Dave Bittner: What about diversity itself? I mean, I know that's been a focus for you and your colleagues, as well.
Betsy Carmelite: Yeah, so I think you can approach diversity with diversity of the demographic of the workforce but also diversity of skills and the functional skills that you need to bring into cybersecurity. So there's a prevailing attitude in cybersecurity that you can't perform a role without prior experience. But that really creates a catch-22 and particularly for underrepresented groups. So, for instance, women reportedly compromise roughly one-quarter of the cybersecurity workforce. Yet they may not apply for jobs if they don't feel that they already have 100% - or they meet 100% of the posted requirements, rather than saying, hey, I meet 50% of the requirements. I'll go for it. So that's an issue, encouraging and really identifying the potential within a resume. It's important to identify skills in someone that have the potential to transfer to the multitude of other cyber disciplines. And some of the best cyber intel analysts that I've hired have law degrees. The critical thinking that is taught and that they love lends well to data collection, processing and analysis. For my own personal experience, I'm also a Russian linguist. I learned to disassemble words, look for patterns, look for structures. And that skill conveys so well to puzzling out an intel problem, in addition to the obvious need for cyber linguists in the field. And I think we must challenge ourselves to consider candidates who bring that wider range of experiences and to recognize the strengths of other backgrounds to the field. You can be a successful cyber professional and have the background in computer science or data science or engineering. Or you can come into the field with a psychology degree, political science, linguistics, law. And in our success, we see these elements to bring together those diverse skills under one team of cyber-mission-focused analysts.

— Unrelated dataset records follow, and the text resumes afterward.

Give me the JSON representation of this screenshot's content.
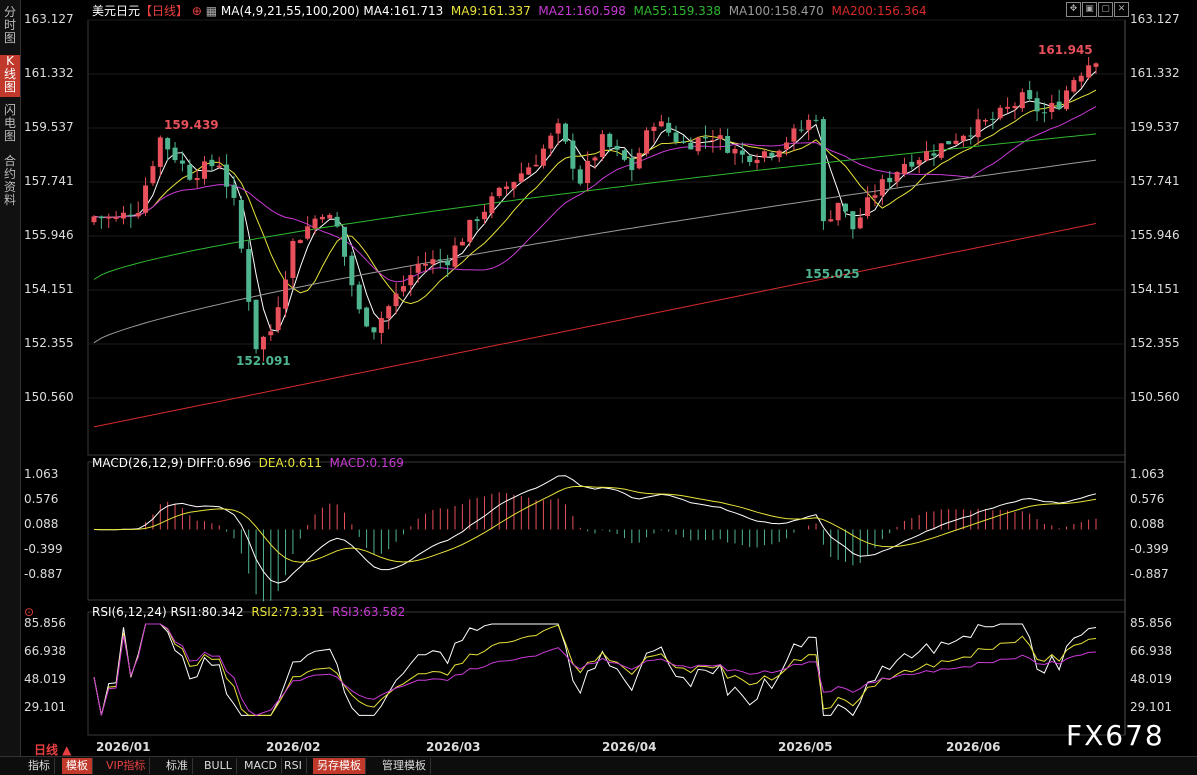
{
  "sidebar": {
    "tabs": [
      {
        "label": "分\n时\n图",
        "active": false
      },
      {
        "label": "K\n线\n图",
        "active": true
      },
      {
        "label": "闪\n电\n图",
        "active": false
      },
      {
        "label": "合\n约\n资\n料",
        "active": false
      }
    ]
  },
  "header": {
    "symbol": "美元日元",
    "period": "【日线】",
    "ma_params": "MA(4,9,21,55,100,200)",
    "ma4": "MA4:161.713",
    "ma9": "MA9:161.337",
    "ma21": "MA21:160.598",
    "ma55": "MA55:159.338",
    "ma100": "MA100:158.470",
    "ma200": "MA200:156.364"
  },
  "macd_header": {
    "title": "MACD(26,12,9)",
    "diff": "DIFF:0.696",
    "dea": "DEA:0.611",
    "macd": "MACD:0.169"
  },
  "rsi_header": {
    "title": "RSI(6,12,24)",
    "rsi1": "RSI1:80.342",
    "rsi2": "RSI2:73.331",
    "rsi3": "RSI3:63.582"
  },
  "price_axis": [
    "163.127",
    "161.332",
    "159.537",
    "157.741",
    "155.946",
    "154.151",
    "152.355",
    "150.560"
  ],
  "macd_axis": [
    "1.063",
    "0.576",
    "0.088",
    "-0.399",
    "-0.887"
  ],
  "rsi_axis": [
    "85.856",
    "66.938",
    "48.019",
    "29.101"
  ],
  "x_axis": [
    "2026/01",
    "2026/02",
    "2026/03",
    "2026/04",
    "2026/05",
    "2026/06"
  ],
  "annotations": {
    "high1": "159.439",
    "low1": "152.091",
    "low2": "155.025",
    "high2": "161.945"
  },
  "period_selector": "日线 ▲",
  "bottom_tabs": [
    {
      "label": "指标",
      "style": "normal"
    },
    {
      "label": "模板",
      "style": "hl"
    },
    {
      "label": "VIP指标",
      "style": "vip"
    },
    {
      "label": "标准",
      "style": "normal"
    },
    {
      "label": "BULL",
      "style": "normal"
    },
    {
      "label": "MACD",
      "style": "normal"
    },
    {
      "label": "RSI",
      "style": "normal"
    },
    {
      "label": "另存模板",
      "style": "hl"
    },
    {
      "label": "管理模板",
      "style": "normal"
    }
  ],
  "watermark": "FX678",
  "colors": {
    "up": "#e8505b",
    "down": "#4fb58f",
    "ma4": "#ffffff",
    "ma9": "#e8e33a",
    "ma21": "#c93ad6",
    "ma55": "#2fb82f",
    "ma100": "#9a9a9a",
    "ma200": "#d62b2b"
  }
}
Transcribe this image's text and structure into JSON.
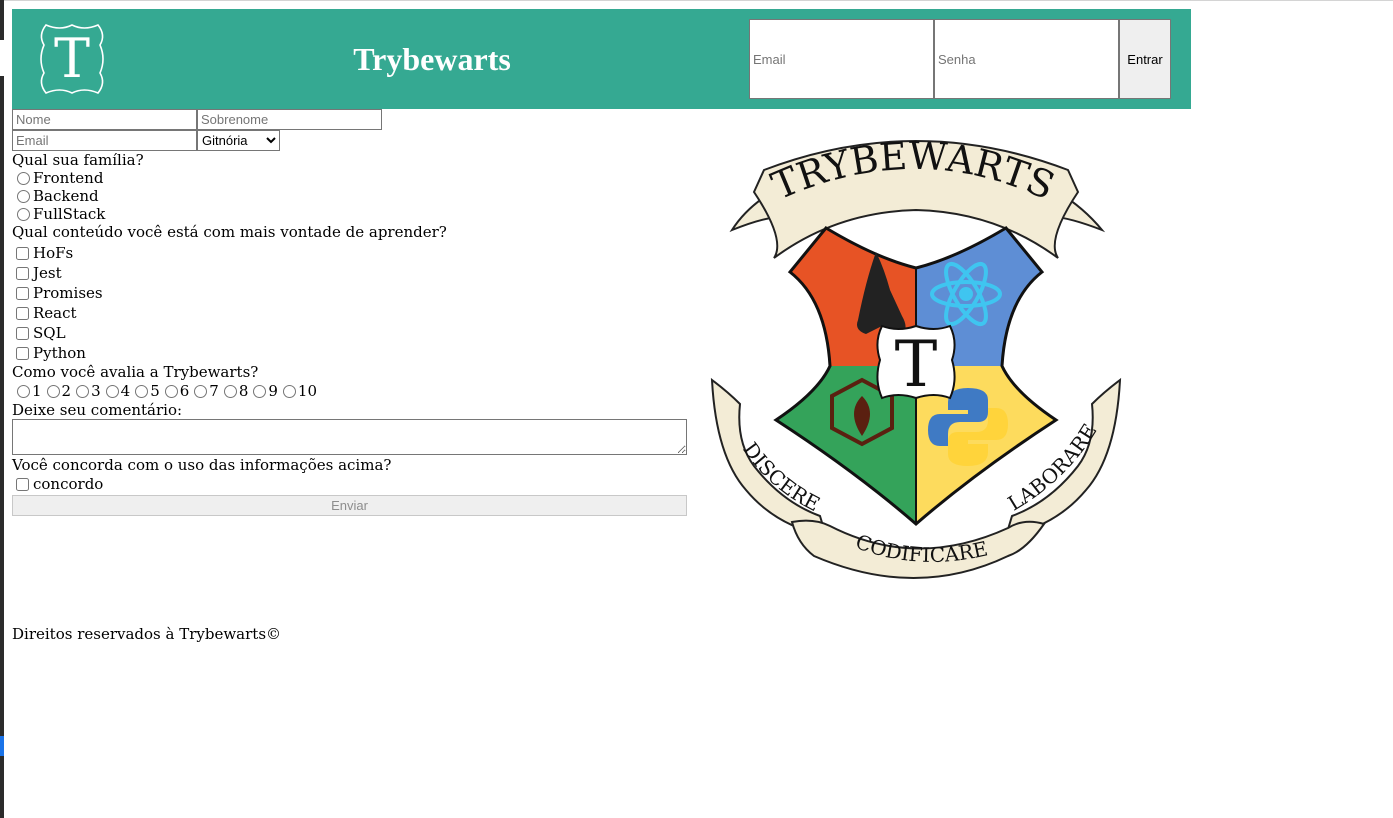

Dave Bittner: All right. Well, interesting insights, as always. Betsy Carmelite, thanks for joining us.
Betsy Carmelite: Thanks, Dave.
Dave Bittner: And that's The CyberWire. For links to all of today's stories, check out our daily briefing at thecyberwire.com. Don't forget to check out the "Grumpy Old Geeks" podcast, where I contribute to a regular segment called Security Ha. I join Jason and Brian on their show for a lively discussion of the latest security news every week. You can find "Grumpy Old Geeks" where all the fine podcasts are listed.
Dave Bittner: The CyberWire podcast is proudly produced in Maryland out of the startup studios of DataTribe, where they're co-building the next generation of cybersecurity teams and technologies. Our amazing CyberWire team is Elliott Peltzman, Tre Hester, Brandon Karpf, Eliana White, Puru Prakash, Liz Irvin, Rachel Gelfand, Tim Nodar, Joe Carrigan, Carole Theriault, Ben Yelin, Nick Veliky, Gina Johnson, Bennett Moe, Catherine Murphy, Chris Russell, John Petrik, Jennifer Eiben, Rick Howard, Peter Kilpe, and I'm Dave Bittner. Thanks for listening. We'll see you back here tomorrow.